So here we are, all about, to quote the late great Townes Van Zandt, 'lots of booze and lots of rambling'. We do not believe in arguing whether a particular wine should be rated 84/100 or 85+, and many of the formulaic aspects of wine trade and writing do bore us to tears. Wine should be about the enjoyment.

We are however well aware that rambling on about, for instance, those intriguing mineral undertones of the 2001 Piesporter Goldtröpfchen Riesling Spätlese will make us sound like armchair-sitting, wine-sniffing snobs. Becoming that is in fact one of our goals in life.

Julian Rambler

My wine biography would have to begin around the year 2000, when, out of curiosity, I first set foot into the local franchise of a well-known German wine retail chain. Their selling point is that you can taste all of the wines they offer before buying. Having only ever had supermarket wine before, I was hooked immediately by the variety I found there. The really great thing about this chain, though, was that they had an extremely strenuous process of blind tasting every new vintage, selecting out of hundreds, nay, thousands of available wines the 20 to 30 that they were offering each year. Isn't that fantastic? After about two years, I started to wonder how a process like that could result in the exact same wines from the same wineries being chosen year after year. It's a mean trick to play on a naive person. Disappointed, but undaunted, I turned to the internet, specifically a German wine merchant who only, and I say only, dealt in stellar vines from miraculous vintages that they could offer at laughable prices. It took about the same amount of time for me to realise that...- well, you get the picture.

I am, today, still frighteningly gullible about wine and still, I hope, as curious. But it became clear to me at some point that, in order not to fall for each and every ruse of wine marketing, I would need some working knowledge of my own. That was when I decided that I would need some kind of focus, based on wine styles that had impressed me most so far. The first, as you can imagine, is Germany. My second love is French wine.
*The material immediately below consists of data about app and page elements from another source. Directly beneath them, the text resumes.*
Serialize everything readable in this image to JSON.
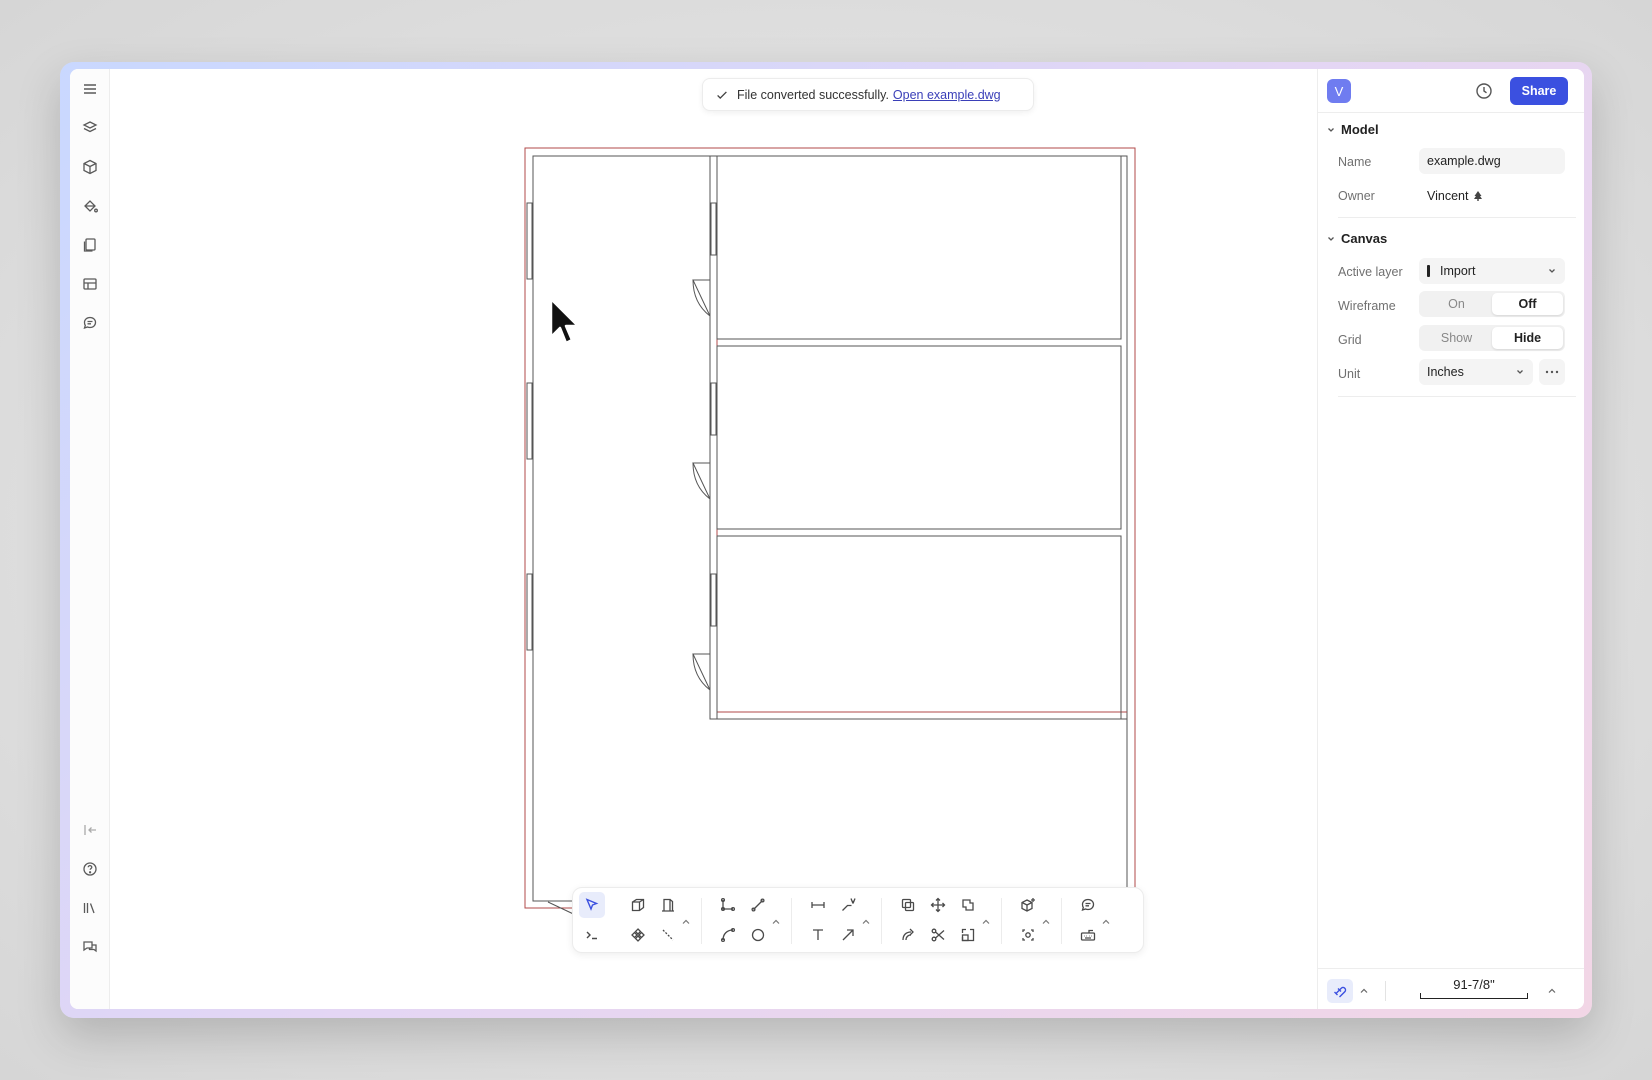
{
  "toast": {
    "message": "File converted successfully.",
    "link": "Open example.dwg"
  },
  "header": {
    "avatar_initial": "V",
    "share_label": "Share"
  },
  "model": {
    "title": "Model",
    "name_label": "Name",
    "name_value": "example.dwg",
    "owner_label": "Owner",
    "owner_value": "Vincent"
  },
  "canvas_settings": {
    "title": "Canvas",
    "active_layer_label": "Active layer",
    "active_layer_value": "Import",
    "wireframe_label": "Wireframe",
    "wireframe_on": "On",
    "wireframe_off": "Off",
    "wireframe_selected": "Off",
    "grid_label": "Grid",
    "grid_show": "Show",
    "grid_hide": "Hide",
    "grid_selected": "Hide",
    "unit_label": "Unit",
    "unit_value": "Inches"
  },
  "footer": {
    "scale_value": "91-7/8\""
  },
  "sidebar_icons": [
    "menu-icon",
    "layers-icon",
    "cube-icon",
    "paint-bucket-icon",
    "pages-icon",
    "table-icon",
    "comment-icon",
    "collapse-sidebar-icon",
    "help-icon",
    "library-icon",
    "chat-icon"
  ],
  "toolbar_icons": [
    "select-icon",
    "box-icon",
    "door-icon",
    "polyline-icon",
    "line-icon",
    "dimension-icon",
    "label-icon",
    "copy-icon",
    "move-icon",
    "duplicate-icon",
    "add-object-icon",
    "comment-icon",
    "terminal-icon",
    "component-icon",
    "measure-icon",
    "arc-icon",
    "circle-icon",
    "text-icon",
    "arrow-icon",
    "offset-icon",
    "scissors-icon",
    "scale-icon",
    "orbit-icon",
    "keyboard-icon"
  ],
  "colors": {
    "accent": "#3b50e0",
    "wall_outer": "#b04a4a",
    "wall_inner": "#555555"
  }
}
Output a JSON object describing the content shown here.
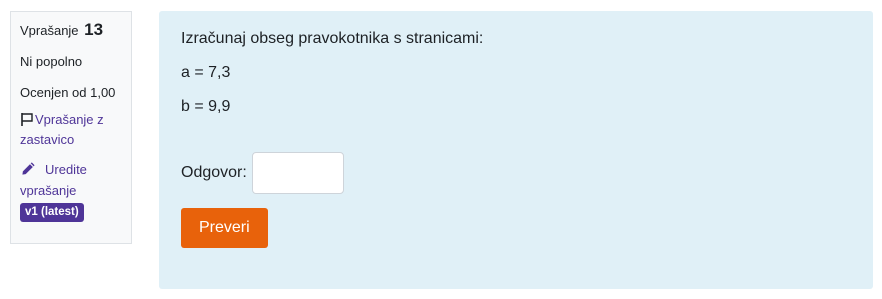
{
  "info": {
    "question_label": "Vprašanje",
    "question_number": "13",
    "state": "Ni popolno",
    "grade": "Ocenjen od 1,00",
    "flag_label": "Vprašanje z zastavico",
    "edit_label": "Uredite vprašanje",
    "version_badge": "v1 (latest)",
    "link_color": "#4f3598"
  },
  "content": {
    "question_text": "Izračunaj obseg pravokotnika s stranicami:",
    "side_a": "a = 7,3",
    "side_b": "b = 9,9",
    "answer_label": "Odgovor:",
    "answer_value": "",
    "check_button": "Preveri",
    "background": "#e0f0f7",
    "button_color": "#e8620b"
  }
}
I like the enormous regional variety there, the traditionalism of many wine styles, and the way wine is viewed as a part of a cultured life. I am even inspired by the utter arrogance with which the French look at other wine nations, as I figure that if I am ever to reach the stage of full-fledged wine snob, I too need to take the high road to it.
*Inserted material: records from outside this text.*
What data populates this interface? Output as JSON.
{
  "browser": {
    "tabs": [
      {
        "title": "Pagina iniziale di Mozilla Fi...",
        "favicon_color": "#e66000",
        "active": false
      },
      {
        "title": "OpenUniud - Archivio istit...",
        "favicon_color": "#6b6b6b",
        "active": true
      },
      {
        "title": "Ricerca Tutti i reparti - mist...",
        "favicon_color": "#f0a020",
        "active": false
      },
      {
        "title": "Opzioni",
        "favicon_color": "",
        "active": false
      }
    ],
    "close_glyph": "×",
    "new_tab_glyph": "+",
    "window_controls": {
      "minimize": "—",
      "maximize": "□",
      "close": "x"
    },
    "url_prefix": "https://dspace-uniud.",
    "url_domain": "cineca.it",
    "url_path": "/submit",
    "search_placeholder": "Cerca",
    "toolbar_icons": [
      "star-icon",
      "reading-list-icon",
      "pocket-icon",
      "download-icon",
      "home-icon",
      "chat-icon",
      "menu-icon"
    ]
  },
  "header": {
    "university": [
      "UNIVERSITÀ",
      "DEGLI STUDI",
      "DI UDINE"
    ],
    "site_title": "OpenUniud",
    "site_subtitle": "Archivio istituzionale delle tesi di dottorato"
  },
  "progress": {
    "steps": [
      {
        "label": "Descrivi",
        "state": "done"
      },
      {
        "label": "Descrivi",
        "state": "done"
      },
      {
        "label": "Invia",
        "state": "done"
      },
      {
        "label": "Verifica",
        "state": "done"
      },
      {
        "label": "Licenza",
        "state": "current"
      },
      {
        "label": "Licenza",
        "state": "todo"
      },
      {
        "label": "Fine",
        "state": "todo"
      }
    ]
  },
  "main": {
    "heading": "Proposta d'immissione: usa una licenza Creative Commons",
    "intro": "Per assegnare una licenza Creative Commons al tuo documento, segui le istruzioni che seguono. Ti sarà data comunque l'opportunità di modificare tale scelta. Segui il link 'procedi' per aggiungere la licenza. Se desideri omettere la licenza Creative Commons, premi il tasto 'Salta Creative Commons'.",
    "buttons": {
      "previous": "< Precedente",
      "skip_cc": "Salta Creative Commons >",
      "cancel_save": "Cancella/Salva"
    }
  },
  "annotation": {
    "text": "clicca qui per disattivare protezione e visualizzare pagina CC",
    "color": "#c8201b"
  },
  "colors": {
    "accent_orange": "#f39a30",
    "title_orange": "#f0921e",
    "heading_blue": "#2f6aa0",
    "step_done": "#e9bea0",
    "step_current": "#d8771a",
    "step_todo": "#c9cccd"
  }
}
A historian by training, I work as an archivist for a Bavarian archive.

Torsten Rambler

Despite a dad who loves wine, I decided to grow up a Puritan, shunning the evils of alcohol. Eventually it was my love for cooking that made me think about wine as a food companion. Back then I was mostly influenced by a Zeitgeist that dictated that wine had to be dry; in Munich, it also had to be Italian (maybe French, maybe). An off-dry Riesling from the Mosel paired with a Thai dish made me see the errors of my ways. I wanted to learn more about this wine, and so I had to turn directly to the winery. This made me realise that if one random wine could be exciting enough to overcome the lazy habit of buying from shops, how much more excitement was waiting out there to be discovered?
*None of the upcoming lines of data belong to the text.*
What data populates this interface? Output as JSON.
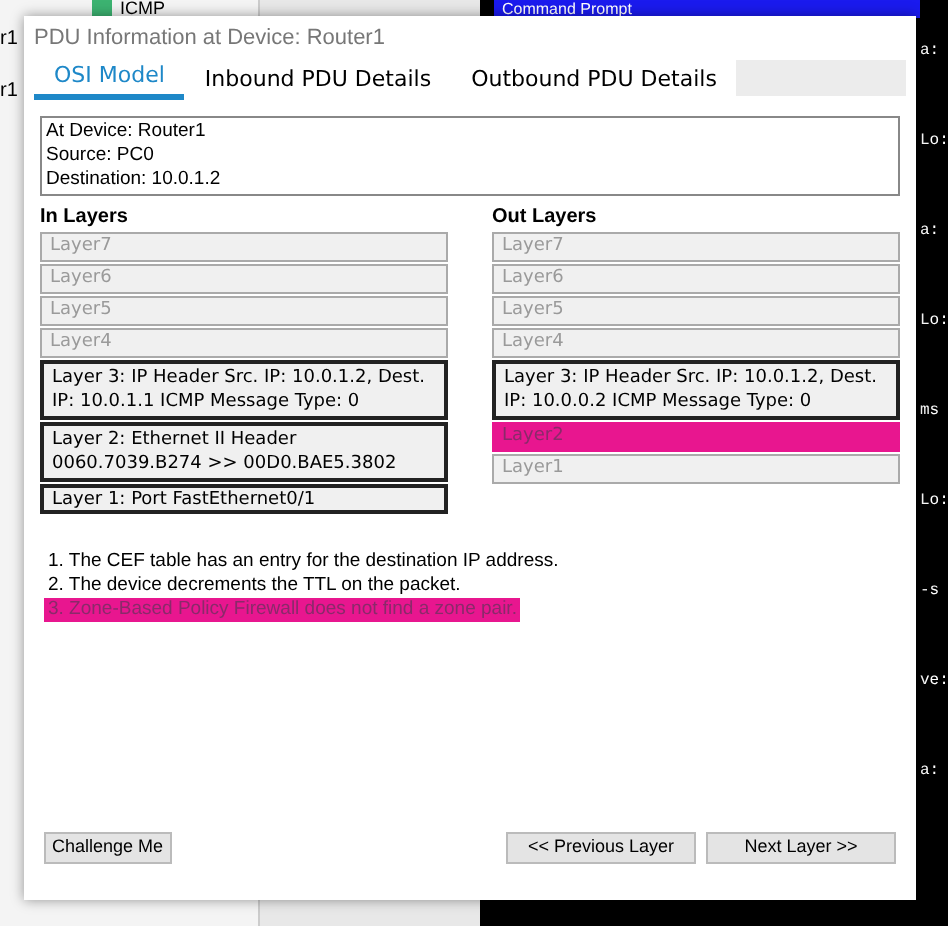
{
  "background": {
    "list_item": "ICMP",
    "terminal_title": "Command Prompt",
    "left_labels": [
      "r1",
      "r1"
    ],
    "terminal_lines": [
      "a:",
      "Lo:",
      "a:",
      "Lo:",
      "ms",
      "Lo:",
      "-s",
      "ve:",
      "a:"
    ]
  },
  "window": {
    "title": "PDU Information at Device: Router1"
  },
  "tabs": [
    {
      "label": "OSI Model",
      "selected": true
    },
    {
      "label": "Inbound PDU Details",
      "selected": false
    },
    {
      "label": "Outbound PDU Details",
      "selected": false
    }
  ],
  "info": [
    "At Device: Router1",
    "Source: PC0",
    "Destination: 10.0.1.2"
  ],
  "in_layers": {
    "heading": "In Layers",
    "layers": [
      {
        "text": "Layer7",
        "active": false,
        "highlighted": false
      },
      {
        "text": "Layer6",
        "active": false,
        "highlighted": false
      },
      {
        "text": "Layer5",
        "active": false,
        "highlighted": false
      },
      {
        "text": "Layer4",
        "active": false,
        "highlighted": false
      },
      {
        "text": "Layer 3: IP Header Src. IP: 10.0.1.2, Dest. IP: 10.0.1.1 ICMP Message Type: 0",
        "active": true,
        "highlighted": false
      },
      {
        "text": "Layer 2: Ethernet II Header 0060.7039.B274 >> 00D0.BAE5.3802",
        "active": true,
        "highlighted": false
      },
      {
        "text": "Layer 1: Port FastEthernet0/1",
        "active": true,
        "highlighted": false
      }
    ]
  },
  "out_layers": {
    "heading": "Out Layers",
    "layers": [
      {
        "text": "Layer7",
        "active": false,
        "highlighted": false
      },
      {
        "text": "Layer6",
        "active": false,
        "highlighted": false
      },
      {
        "text": "Layer5",
        "active": false,
        "highlighted": false
      },
      {
        "text": "Layer4",
        "active": false,
        "highlighted": false
      },
      {
        "text": "Layer 3: IP Header Src. IP: 10.0.1.2, Dest. IP: 10.0.0.2 ICMP Message Type: 0",
        "active": true,
        "highlighted": false
      },
      {
        "text": "Layer2",
        "active": false,
        "highlighted": true
      },
      {
        "text": "Layer1",
        "active": false,
        "highlighted": false
      }
    ]
  },
  "messages": [
    {
      "text": "1. The CEF table has an entry for the destination IP address.",
      "highlighted": false
    },
    {
      "text": "2. The device decrements the TTL on the packet.",
      "highlighted": false
    },
    {
      "text": "3. Zone-Based Policy Firewall does not find a zone pair.",
      "highlighted": true
    }
  ],
  "buttons": {
    "challenge": "Challenge Me",
    "previous": "<< Previous Layer",
    "next": "Next Layer >>"
  }
}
So I embarked on a mission to learn more about wine. Specifically, I got interested in Riesling, as I learned to embrace the liveliness of acidity that a good Riesling can bring to the table. Almost naturally, this led to an interest in German wine and a desire to understand it better. After I had moved to London I started to share what I had learned with British friends. To my surprise none of them had anything to teach me about English wine, which made me more interested in looking into the lesser know wine countries - England in particular. It was also easy to fall in love with Austria, and it is impossible not to be fascinated by France.

A historian by training like my co-Rambler, I am now based in London where I help enable digital research.

Afterthought

So here we are. Keen to learn more about wine. Keen to hear from you. And keen not to suffer the fate of the famous 17th century diarist Samuel Pepys, who in 1665 noted:

I being much troubled to hear from Creed, that he was told at Salsbury that I am come to be a great swearer and drinker, though I know the contrary; but, Lord! to see how my late little drinking of wine is taken notice of by envious men to my disadvantage.